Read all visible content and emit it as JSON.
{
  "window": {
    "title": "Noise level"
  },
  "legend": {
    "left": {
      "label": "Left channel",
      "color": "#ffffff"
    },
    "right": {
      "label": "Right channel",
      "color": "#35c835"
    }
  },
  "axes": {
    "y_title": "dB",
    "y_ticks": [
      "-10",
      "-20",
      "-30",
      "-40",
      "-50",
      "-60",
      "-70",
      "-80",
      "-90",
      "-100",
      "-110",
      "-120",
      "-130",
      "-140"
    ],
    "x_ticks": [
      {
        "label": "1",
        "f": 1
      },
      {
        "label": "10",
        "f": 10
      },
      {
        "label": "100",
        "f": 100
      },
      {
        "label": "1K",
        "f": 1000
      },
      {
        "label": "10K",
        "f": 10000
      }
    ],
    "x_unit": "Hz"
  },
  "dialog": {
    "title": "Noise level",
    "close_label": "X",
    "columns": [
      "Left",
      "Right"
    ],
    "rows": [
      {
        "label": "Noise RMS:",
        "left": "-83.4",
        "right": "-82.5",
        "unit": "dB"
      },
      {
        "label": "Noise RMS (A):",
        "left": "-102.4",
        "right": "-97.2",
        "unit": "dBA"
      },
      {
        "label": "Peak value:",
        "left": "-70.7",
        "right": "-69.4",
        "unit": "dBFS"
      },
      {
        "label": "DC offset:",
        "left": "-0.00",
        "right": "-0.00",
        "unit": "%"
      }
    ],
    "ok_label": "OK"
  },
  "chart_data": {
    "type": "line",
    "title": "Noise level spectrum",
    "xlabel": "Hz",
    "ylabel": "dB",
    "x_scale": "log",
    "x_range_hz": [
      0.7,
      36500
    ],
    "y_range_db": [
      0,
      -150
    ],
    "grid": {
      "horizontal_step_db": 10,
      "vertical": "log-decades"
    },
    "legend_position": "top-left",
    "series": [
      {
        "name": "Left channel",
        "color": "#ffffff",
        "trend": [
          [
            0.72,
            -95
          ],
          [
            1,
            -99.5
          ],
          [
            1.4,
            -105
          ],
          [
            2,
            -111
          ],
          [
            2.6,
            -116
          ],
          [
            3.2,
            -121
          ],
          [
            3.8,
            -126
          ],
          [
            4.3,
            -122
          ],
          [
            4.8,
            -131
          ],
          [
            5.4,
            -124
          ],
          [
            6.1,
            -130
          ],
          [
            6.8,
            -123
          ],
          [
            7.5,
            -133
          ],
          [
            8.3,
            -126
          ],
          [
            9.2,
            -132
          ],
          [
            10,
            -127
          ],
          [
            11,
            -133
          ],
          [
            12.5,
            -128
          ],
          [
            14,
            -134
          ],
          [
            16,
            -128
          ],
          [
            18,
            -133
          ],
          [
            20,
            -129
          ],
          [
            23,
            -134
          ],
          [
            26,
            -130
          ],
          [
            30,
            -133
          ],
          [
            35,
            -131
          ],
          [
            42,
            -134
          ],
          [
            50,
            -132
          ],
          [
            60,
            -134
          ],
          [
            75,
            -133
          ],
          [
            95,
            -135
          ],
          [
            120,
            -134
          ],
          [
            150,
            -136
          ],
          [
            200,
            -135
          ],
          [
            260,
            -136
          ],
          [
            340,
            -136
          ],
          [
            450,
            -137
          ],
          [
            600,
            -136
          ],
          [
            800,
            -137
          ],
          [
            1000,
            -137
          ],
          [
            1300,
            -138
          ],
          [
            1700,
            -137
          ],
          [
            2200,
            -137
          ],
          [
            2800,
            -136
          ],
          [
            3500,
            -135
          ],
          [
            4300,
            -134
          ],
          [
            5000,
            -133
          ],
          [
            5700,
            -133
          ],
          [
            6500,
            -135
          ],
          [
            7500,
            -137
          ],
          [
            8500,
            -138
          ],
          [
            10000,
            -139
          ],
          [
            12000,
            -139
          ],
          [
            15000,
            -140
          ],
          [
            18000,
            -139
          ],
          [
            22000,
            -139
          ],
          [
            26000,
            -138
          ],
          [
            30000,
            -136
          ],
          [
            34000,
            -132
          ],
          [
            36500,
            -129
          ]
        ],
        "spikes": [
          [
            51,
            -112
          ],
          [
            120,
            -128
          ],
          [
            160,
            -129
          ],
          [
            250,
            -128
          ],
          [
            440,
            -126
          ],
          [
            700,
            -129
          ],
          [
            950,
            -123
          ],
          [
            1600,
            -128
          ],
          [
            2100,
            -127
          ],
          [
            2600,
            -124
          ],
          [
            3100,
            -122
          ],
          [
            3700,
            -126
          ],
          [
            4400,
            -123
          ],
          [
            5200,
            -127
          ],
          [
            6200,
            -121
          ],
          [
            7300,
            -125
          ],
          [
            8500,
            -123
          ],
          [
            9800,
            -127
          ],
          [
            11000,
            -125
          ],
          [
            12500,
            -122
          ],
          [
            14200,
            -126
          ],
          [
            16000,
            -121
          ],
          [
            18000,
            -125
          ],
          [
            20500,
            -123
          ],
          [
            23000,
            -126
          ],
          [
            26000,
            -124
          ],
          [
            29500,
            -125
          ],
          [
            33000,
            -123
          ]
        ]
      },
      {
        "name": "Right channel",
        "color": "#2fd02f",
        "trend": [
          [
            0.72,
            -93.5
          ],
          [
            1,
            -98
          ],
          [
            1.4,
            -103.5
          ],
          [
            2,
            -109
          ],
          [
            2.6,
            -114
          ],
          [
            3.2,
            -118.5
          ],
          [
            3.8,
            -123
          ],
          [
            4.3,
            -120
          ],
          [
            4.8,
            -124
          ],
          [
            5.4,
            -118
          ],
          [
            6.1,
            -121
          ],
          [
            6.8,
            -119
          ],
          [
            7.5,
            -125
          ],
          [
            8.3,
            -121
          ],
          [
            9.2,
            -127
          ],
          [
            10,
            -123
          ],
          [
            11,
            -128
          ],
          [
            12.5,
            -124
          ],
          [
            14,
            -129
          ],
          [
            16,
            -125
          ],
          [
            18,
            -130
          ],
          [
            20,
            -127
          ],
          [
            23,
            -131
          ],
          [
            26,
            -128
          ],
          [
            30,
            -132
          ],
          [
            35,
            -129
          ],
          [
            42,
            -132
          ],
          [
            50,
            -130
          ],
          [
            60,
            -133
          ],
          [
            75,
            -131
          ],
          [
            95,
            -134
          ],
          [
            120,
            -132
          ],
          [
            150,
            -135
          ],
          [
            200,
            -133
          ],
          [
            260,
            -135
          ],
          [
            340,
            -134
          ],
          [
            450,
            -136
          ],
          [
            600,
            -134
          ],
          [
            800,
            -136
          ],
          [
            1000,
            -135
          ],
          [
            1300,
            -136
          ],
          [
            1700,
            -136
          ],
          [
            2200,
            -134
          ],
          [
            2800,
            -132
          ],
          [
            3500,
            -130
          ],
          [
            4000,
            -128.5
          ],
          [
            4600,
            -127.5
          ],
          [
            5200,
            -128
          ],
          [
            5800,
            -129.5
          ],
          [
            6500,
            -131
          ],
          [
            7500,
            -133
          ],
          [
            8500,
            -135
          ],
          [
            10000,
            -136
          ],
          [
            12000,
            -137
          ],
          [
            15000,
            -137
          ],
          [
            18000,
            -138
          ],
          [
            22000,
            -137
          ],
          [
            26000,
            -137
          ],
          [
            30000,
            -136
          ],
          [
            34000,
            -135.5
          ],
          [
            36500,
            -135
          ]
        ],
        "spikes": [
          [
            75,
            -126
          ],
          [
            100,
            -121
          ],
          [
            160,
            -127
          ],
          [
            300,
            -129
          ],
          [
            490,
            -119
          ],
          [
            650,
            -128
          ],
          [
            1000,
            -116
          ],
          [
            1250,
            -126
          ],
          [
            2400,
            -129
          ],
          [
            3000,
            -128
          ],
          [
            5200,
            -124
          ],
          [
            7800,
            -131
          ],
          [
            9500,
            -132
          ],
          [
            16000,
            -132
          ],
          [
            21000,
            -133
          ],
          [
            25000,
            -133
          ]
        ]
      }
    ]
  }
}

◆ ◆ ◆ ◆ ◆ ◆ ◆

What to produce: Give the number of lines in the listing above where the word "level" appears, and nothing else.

Output for this task: 3